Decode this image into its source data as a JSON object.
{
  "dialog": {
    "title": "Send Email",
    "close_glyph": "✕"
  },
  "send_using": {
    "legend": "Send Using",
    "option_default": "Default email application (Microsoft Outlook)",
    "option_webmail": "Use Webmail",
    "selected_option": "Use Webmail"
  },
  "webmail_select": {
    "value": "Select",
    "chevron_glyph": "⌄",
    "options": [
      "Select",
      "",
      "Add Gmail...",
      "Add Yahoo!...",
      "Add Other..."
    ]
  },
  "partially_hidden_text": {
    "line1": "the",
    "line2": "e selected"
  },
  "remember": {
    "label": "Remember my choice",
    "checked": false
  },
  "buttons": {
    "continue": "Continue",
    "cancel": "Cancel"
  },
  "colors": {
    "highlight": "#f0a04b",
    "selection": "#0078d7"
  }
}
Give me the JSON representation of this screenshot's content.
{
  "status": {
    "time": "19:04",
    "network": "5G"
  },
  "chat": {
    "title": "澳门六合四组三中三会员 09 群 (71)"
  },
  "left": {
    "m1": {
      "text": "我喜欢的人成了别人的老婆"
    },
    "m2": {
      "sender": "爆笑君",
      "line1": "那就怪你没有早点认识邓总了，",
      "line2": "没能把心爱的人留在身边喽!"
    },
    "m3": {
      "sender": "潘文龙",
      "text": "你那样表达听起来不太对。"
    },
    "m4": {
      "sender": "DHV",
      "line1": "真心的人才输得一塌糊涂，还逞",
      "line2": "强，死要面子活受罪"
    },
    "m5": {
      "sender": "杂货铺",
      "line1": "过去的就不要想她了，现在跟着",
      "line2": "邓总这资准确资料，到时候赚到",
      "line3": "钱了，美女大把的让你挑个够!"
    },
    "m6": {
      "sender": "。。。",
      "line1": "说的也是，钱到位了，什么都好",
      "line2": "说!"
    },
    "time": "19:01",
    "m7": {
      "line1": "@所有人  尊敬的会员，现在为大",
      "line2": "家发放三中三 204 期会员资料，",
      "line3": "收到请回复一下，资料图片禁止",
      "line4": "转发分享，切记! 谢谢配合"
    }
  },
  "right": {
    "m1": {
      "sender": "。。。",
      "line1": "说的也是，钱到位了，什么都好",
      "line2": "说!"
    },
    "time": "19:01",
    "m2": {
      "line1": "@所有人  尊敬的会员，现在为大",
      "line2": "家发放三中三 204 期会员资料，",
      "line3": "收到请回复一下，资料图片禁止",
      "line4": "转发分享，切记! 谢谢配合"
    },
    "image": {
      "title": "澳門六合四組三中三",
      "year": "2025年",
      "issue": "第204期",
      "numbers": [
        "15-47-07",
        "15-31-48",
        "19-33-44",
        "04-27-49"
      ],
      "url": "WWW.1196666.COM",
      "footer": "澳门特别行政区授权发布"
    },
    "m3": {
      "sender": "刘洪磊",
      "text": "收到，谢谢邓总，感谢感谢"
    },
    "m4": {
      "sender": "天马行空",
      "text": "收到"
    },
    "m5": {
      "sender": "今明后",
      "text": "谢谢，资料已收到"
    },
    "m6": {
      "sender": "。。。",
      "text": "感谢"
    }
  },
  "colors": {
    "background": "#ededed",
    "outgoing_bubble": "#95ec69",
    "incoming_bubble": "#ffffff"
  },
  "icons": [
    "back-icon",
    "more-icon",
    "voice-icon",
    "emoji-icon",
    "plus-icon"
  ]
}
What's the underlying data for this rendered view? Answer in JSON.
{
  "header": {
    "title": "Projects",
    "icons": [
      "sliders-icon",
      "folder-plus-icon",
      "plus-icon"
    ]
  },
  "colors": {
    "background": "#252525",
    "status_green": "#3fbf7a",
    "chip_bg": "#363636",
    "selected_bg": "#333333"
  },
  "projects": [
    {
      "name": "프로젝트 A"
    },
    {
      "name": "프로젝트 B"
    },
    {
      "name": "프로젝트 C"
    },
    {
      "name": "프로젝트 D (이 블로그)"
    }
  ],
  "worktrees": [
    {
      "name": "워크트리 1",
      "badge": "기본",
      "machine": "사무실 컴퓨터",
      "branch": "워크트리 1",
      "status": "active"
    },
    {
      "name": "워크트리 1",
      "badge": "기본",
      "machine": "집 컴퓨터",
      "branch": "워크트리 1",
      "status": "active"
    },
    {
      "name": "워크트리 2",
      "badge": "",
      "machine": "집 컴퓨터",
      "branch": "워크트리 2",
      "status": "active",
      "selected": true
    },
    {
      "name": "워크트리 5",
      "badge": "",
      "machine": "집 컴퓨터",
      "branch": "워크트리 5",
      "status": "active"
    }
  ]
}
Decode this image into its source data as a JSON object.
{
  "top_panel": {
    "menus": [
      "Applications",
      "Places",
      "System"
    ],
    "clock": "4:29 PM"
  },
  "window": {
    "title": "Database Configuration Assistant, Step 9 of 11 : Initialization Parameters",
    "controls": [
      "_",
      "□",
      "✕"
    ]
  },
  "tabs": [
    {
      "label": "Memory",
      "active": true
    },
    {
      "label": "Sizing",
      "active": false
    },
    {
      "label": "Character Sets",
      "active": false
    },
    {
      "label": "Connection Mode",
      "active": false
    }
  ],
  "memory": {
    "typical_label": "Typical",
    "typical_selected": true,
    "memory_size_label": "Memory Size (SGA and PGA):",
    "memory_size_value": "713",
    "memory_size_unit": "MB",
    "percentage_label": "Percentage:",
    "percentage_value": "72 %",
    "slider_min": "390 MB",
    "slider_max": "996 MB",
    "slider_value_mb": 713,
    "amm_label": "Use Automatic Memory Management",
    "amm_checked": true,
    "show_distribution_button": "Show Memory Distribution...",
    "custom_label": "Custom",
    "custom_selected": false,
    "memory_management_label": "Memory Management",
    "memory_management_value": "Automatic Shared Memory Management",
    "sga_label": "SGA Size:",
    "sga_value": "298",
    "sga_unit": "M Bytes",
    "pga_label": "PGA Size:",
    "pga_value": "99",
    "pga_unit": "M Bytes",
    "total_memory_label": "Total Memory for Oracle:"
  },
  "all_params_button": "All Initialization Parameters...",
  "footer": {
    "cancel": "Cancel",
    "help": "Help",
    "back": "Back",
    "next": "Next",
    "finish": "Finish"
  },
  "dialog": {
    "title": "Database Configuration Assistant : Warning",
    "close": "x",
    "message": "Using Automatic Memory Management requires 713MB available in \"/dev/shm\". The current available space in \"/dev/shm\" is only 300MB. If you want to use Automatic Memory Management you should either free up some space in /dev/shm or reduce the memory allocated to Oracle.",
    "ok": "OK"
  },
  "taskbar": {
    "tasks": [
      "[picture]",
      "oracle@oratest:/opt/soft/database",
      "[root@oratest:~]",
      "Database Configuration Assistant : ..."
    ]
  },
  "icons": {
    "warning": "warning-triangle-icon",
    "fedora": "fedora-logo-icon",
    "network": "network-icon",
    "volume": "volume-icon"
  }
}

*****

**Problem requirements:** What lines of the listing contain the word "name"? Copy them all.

**Exercise answer:**
      "name": "프로젝트 A"
      "name": "프로젝트 B"
      "name": "프로젝트 C"
      "name": "프로젝트 D (이 블로그)"
      "name": "워크트리 1",
      "name": "워크트리 1",
      "name": "워크트리 2",
      "name": "워크트리 5",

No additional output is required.